This past Thursday Chief John Dillan, who was accompanied by Officer Ray and Bob Watrous, the Dean of Students, addressed students’ concerns in a safety forum hosted by the Student Government Board. With crime recently on the rise, staff, students and parents are concerned with both on and off-campus safety.
Dillan hoped to settle some fears by announcing that security officers have been patrolling the hallways of university dorms to ensure students safety. When a member of the audience expressed her concern about patrolling officers “invading students privacy,” Dillan assured her that dorm hallways are public place and that officers will not be armed, only “observing and reporting, like a [community assistant].”
Dillan explained that the security officers are put through a six week long training process in which they are taught “what to expect” working on a college campus and how to deal with college students. There may also be an increase in bag-checks in the future for security purposes.
Progress is also being made off-campus. Lights were just installed in the parking lot behind the Administration building and cameras will also be installed soon. Currently there is $500,000 worth of lighting on Main St. along with 12 cameras downtown. Dillan made it clear that cameras are only used in the case of an accident or a subject of interest–they are not being monitored 24/7 because that costs more money and these cameras are the “best use of money.”

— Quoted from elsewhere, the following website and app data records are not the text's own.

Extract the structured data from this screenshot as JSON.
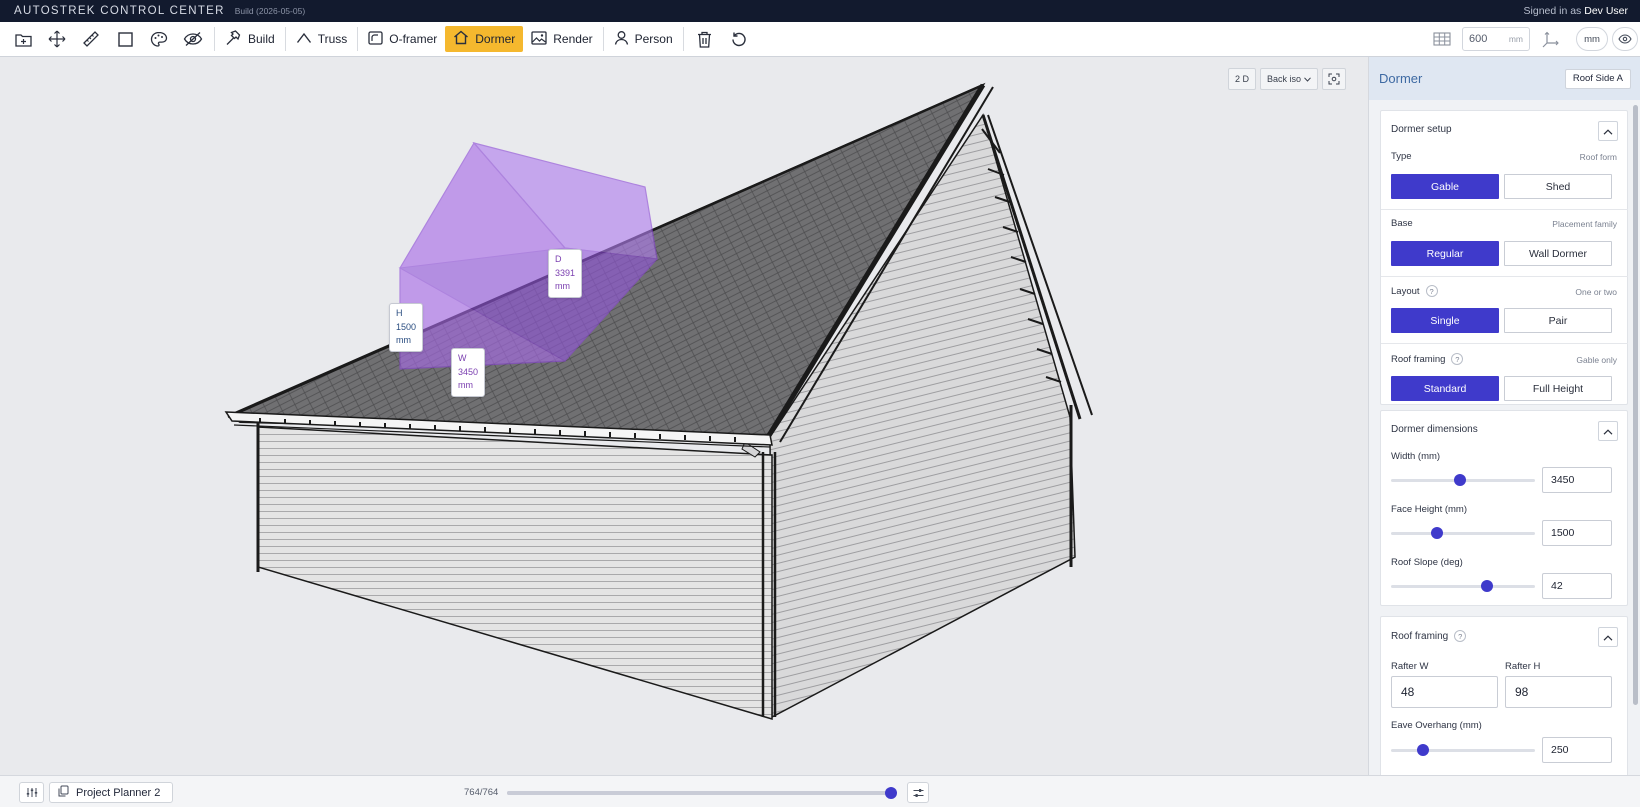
{
  "app": {
    "title": "AUTOSTREK CONTROL CENTER",
    "build": "Build (2026-05-05)",
    "signed_in_prefix": "Signed in as",
    "user": "Dev User"
  },
  "toolbar": {
    "icons": [
      "new-file-icon",
      "move-icon",
      "ruler-icon",
      "square-icon",
      "palette-icon",
      "hide-icon"
    ],
    "tools": [
      {
        "label": "Build",
        "icon": "hammer-icon"
      },
      {
        "label": "Truss",
        "icon": "truss-icon"
      },
      {
        "label": "O-framer",
        "icon": "frame-icon"
      },
      {
        "label": "Dormer",
        "icon": "house-icon",
        "active": true
      },
      {
        "label": "Render",
        "icon": "image-icon"
      },
      {
        "label": "Person",
        "icon": "person-icon"
      }
    ],
    "grid_size": "600",
    "grid_unit": "mm",
    "units": "mm"
  },
  "viewport": {
    "mode_2d": "2 D",
    "view_preset": "Back iso",
    "dims": {
      "h": {
        "letter": "H",
        "value": "1500",
        "unit": "mm"
      },
      "w": {
        "letter": "W",
        "value": "3450",
        "unit": "mm"
      },
      "d": {
        "letter": "D",
        "value": "3391",
        "unit": "mm"
      }
    }
  },
  "bottom": {
    "project": "Project Planner 2",
    "frame_count": "764/764",
    "progress": 1.0
  },
  "panel": {
    "title": "Dormer",
    "side_button": "Roof Side A",
    "setup": {
      "title": "Dormer setup",
      "type": {
        "label": "Type",
        "hint": "Roof form",
        "options": [
          "Gable",
          "Shed"
        ],
        "selected": 0
      },
      "base": {
        "label": "Base",
        "hint": "Placement family",
        "options": [
          "Regular",
          "Wall Dormer"
        ],
        "selected": 0
      },
      "layout": {
        "label": "Layout",
        "hint": "One or two",
        "options": [
          "Single",
          "Pair"
        ],
        "selected": 0
      },
      "framing": {
        "label": "Roof framing",
        "hint": "Gable only",
        "options": [
          "Standard",
          "Full Height"
        ],
        "selected": 0
      }
    },
    "dimensions": {
      "title": "Dormer dimensions",
      "width": {
        "label": "Width (mm)",
        "value": "3450",
        "fraction": 0.48
      },
      "face_height": {
        "label": "Face Height (mm)",
        "value": "1500",
        "fraction": 0.32
      },
      "roof_slope": {
        "label": "Roof Slope (deg)",
        "value": "42",
        "fraction": 0.67
      }
    },
    "roof_framing": {
      "title": "Roof framing",
      "rafter_w": {
        "label": "Rafter W",
        "value": "48"
      },
      "rafter_h": {
        "label": "Rafter H",
        "value": "98"
      },
      "eave": {
        "label": "Eave Overhang (mm)",
        "value": "250",
        "fraction": 0.22
      }
    }
  },
  "colors": {
    "accent": "#3f3acb",
    "active_tool": "#f5b82e",
    "topbar": "#121a2e",
    "dormer": "#9a55e0",
    "roof": "#6b6b6d"
  }
}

Rape Aggression Defense training (RAD) classes are offered for students on campus for free, twice a semester. RAD classes are self-defense classes consisting of a three-hour lecture with safety tips, 6 hours of technique and lastly, one optional 3-hour class in which students can “beat the crap” out of their instructors. They provide individual experiences for males and females.

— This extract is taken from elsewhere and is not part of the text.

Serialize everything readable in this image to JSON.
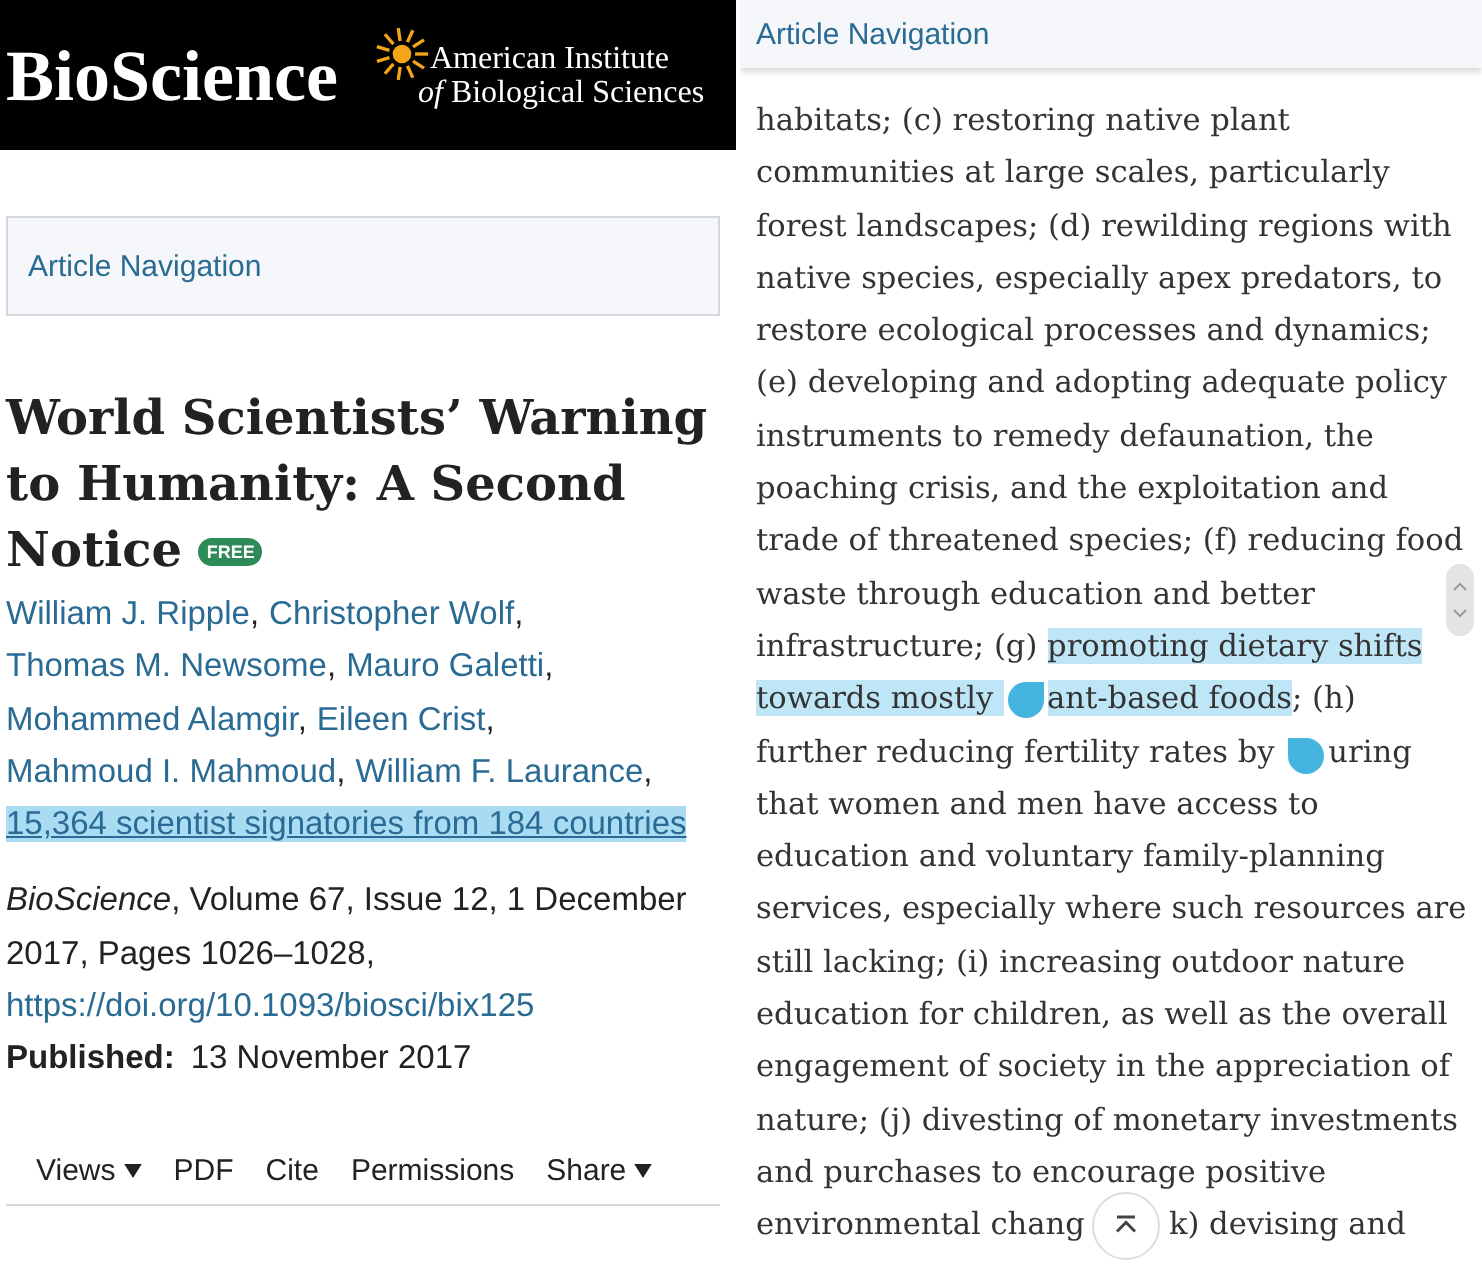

Dillan told students about the Berks County Crime Alert, which is a 1-800 number that can be called to anonymously report a crime. If an arrest is made from your anonymous tip, you will get paid. Dillan said that someone from Kutztown made $1000 this way and that a money incentive is given because otherwise there seems to be a reluctance to get involved.
The shuttle’s five-year contract is up for renewal. Many students are unhappy with the quality of the shuttles, complaining about promptness, reliability and sitting room. Dillan said that if students want a better quality shuttle bus, they will have to expect to pay more money.
He said he is “amazed to see how much [the] shuttle has taken off, it’s standing-room only now,” which must be a drastic change from the empty, underused shuttle busses of three years ago that he spoke about. A decision has yet to be made about the future of the shuttles.
Dillan also explained why perpetrators names are not included in KU Alerts. He said, “The only time we add suspect information is when we’re trying to identify them” and that the police “can’t deny them due process. Just because we caught them doesn’t mean that they aren’t guilty in a court of law.” Dillan said they don’t give the victim’s name(s) in the alerts either, because “everyone on the DMZ would know who they are–we try not to victimize them.”
“I don’t like the alerts,” Dillan said, “It causes instant panic.”
He feels frustrated that the law requires him to put safety tips at the end of each alert, because it sends out a message that it is the victims’ faults that they did not do enough to keep themselves safe, instead of blaming the perpetrator.
“People think that we’re blaming the victim because of the safety tips. No, we’re just complying with federal law.” He said the university could be fined or lose financial aid if they don’t follow specific guidelines of what and what not to include in the alerts.
By Aubrea Longacre